Barley/Grains:  Barley/Grains is used as a base malt in the production of beer and certain distilled spirits, as well as a food supply for humans and animals.

Yeast: During the fermentation process, yeast converts the sugars pulled out of the grain into alcohol and carbon dioxide gas. There are many strands of yeast used to ferment beer, in fact, yeast is often the element that differentiates the different styles within the broader ale category.  We try to keep at least two beers on hand that are made with the exact same grains but different yeasts so you can experience how much yeast effects beer.  

Adjunct: Any unmalted grain or other fermentable ingredient used in the brewing process. Adjuncts that we will typically add to our beers would be maple syrup, honey, peaches, cherries and other fruits. 

Body: The consistency, thickness and mouth-filling property of a beer. The sensation of palate fullness in the mouth ranges from thin- to full-bodied.

Mouthfeel:  The textures one perceives in a beer. Includes carbonation, fullness and aftertaste.

Head Retention: The foam stability of a beer as measured, in seconds, by time required for a 1-inch foam collar to collapse.

Bomber: A 22-ounce bottle of beer.
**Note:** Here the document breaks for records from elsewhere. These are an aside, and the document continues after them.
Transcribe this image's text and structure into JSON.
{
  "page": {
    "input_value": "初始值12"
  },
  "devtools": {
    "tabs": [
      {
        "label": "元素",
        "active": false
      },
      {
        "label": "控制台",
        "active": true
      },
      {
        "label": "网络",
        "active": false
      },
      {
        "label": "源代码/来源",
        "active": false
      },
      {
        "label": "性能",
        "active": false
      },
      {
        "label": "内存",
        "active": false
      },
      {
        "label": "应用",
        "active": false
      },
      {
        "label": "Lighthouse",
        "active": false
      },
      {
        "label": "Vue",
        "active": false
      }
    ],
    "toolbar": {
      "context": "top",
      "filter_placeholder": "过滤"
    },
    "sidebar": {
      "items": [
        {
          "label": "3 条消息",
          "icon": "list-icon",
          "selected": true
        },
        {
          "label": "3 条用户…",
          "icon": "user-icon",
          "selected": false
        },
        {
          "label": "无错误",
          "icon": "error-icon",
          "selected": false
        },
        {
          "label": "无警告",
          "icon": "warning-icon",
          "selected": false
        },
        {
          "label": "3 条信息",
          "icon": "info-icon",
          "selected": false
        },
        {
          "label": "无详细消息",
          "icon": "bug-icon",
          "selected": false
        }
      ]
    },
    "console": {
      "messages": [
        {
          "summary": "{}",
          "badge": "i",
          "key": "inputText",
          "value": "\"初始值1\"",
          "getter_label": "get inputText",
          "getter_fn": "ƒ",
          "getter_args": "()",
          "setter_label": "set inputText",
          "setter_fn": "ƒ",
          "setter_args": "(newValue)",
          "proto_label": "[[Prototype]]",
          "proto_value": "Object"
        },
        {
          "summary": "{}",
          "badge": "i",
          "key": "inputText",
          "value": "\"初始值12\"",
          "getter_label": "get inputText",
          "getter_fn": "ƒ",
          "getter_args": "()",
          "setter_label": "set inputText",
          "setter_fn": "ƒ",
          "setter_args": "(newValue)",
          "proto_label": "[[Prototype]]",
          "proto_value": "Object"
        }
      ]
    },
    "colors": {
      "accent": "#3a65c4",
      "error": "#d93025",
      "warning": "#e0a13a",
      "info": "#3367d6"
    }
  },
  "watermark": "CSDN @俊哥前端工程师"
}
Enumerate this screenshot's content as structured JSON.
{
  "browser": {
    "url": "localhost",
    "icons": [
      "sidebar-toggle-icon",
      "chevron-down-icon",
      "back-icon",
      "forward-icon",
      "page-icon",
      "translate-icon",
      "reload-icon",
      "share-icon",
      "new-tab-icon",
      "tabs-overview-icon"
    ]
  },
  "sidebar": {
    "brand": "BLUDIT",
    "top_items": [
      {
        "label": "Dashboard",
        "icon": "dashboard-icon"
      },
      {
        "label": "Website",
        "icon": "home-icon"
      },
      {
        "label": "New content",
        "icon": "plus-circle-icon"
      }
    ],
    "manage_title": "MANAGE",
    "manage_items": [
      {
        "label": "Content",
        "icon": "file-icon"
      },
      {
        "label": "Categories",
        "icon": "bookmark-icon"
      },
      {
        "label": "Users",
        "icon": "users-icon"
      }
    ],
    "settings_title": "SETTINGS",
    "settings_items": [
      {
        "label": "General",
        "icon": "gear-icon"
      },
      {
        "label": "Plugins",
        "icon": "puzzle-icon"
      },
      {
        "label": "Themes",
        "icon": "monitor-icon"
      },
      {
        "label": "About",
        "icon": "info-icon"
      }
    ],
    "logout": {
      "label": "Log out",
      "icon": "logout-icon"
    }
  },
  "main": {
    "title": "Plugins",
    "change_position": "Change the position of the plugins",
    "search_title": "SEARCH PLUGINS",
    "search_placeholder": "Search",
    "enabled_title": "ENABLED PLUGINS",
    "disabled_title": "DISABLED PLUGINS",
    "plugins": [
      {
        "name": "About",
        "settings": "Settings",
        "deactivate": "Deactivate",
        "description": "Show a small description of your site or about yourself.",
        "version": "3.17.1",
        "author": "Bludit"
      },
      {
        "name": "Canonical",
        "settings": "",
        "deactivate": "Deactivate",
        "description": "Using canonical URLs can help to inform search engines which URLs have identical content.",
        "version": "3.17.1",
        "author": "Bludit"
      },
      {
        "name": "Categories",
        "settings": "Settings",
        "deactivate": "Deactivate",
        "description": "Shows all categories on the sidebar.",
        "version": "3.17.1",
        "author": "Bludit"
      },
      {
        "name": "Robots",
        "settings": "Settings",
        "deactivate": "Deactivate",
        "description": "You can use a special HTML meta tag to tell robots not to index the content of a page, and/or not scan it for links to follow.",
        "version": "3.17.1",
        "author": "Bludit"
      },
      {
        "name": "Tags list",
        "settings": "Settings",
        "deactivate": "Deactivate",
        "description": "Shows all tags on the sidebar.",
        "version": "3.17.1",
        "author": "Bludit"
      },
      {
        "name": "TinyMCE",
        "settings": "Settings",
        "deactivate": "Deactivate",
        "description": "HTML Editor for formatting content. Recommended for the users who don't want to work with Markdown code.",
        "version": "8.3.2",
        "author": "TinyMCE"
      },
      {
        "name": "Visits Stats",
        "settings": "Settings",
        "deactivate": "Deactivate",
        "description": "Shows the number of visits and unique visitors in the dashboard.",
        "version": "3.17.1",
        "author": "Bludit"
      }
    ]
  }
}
If you are buying one of our small-batch beers, this is the bottle your beer will come in.

18th Amendment The 18th amendment of the United States Constitution effectively established the prohibition of alcoholic beverages in the United States by declaring illegal the production, transport and sale of alcohol (though not the consumption or private possession).

21st Amendment The 21st amendment to the United States Constitution repealed the Eighteenth Amendment to the United States Constitution, which had mandated nationwide Prohibition on alcohol on January 17, 1920

Barrel:  We have two definitions for this one.  First, a barrel is the standard measure in the U.S. that is 31 gallons. So, when we brew a barrel of beer, we are brewing 31 gallons.  However when most people hear the word barrel they think of a wooden vessel used to age/condition/ferment beer. And that is the other definition for barrel.  Some brewer’s barrels are brand new and others have been used previously to store wine or spirits.

Bottle Conditioning A process by which beer is naturally carbonated in the bottle as a result of fermentation of additional wort or sugar intentionally added during packaging.  All of our bottled beer will be bottle conditioned. 

Yeast During the fermentation process, yeast converts the natural malt sugars into alcohol and carbon dioxide gas. Yeast was first viewed under a microscope in 1680 by the Dutch scientist Antonie van Leeuwenhoek; in 1867, Louis Pasteur discovered that yeast cells lack chlorophyll and that they could develop only in an environment containing both nitrogen and carbon.

Brettanomyces Yeast: A type of yeast and more specifically a genus of single-celled yeasts that ferment sugar and are important to the beer and wine industries due to the sensory flavors they produce. Brettanomyces can cause acidity and other sensory notes often perceived as tart (and if not managed, it can get bad). These characteristics can be desirable or undesirable. It is common and desirable in styles such as Lambic, Oud Bruin, several similarly acidic American-derived styles, and many barrel-aged styles.  When you try one of our "tart" beers, you will probably hear us say, "This beer has been bretted"

Saccharomyces Yeast: The genus of single-celled yeasts that ferment sugar and are used in the making of alcoholic beverages and bread. Yeasts of the species Saccharomyces cerevisiae and Saccharomyces pastorianus are commonly used in brewing.

If you are ready for more terms, click HERE to be directed to 's glossory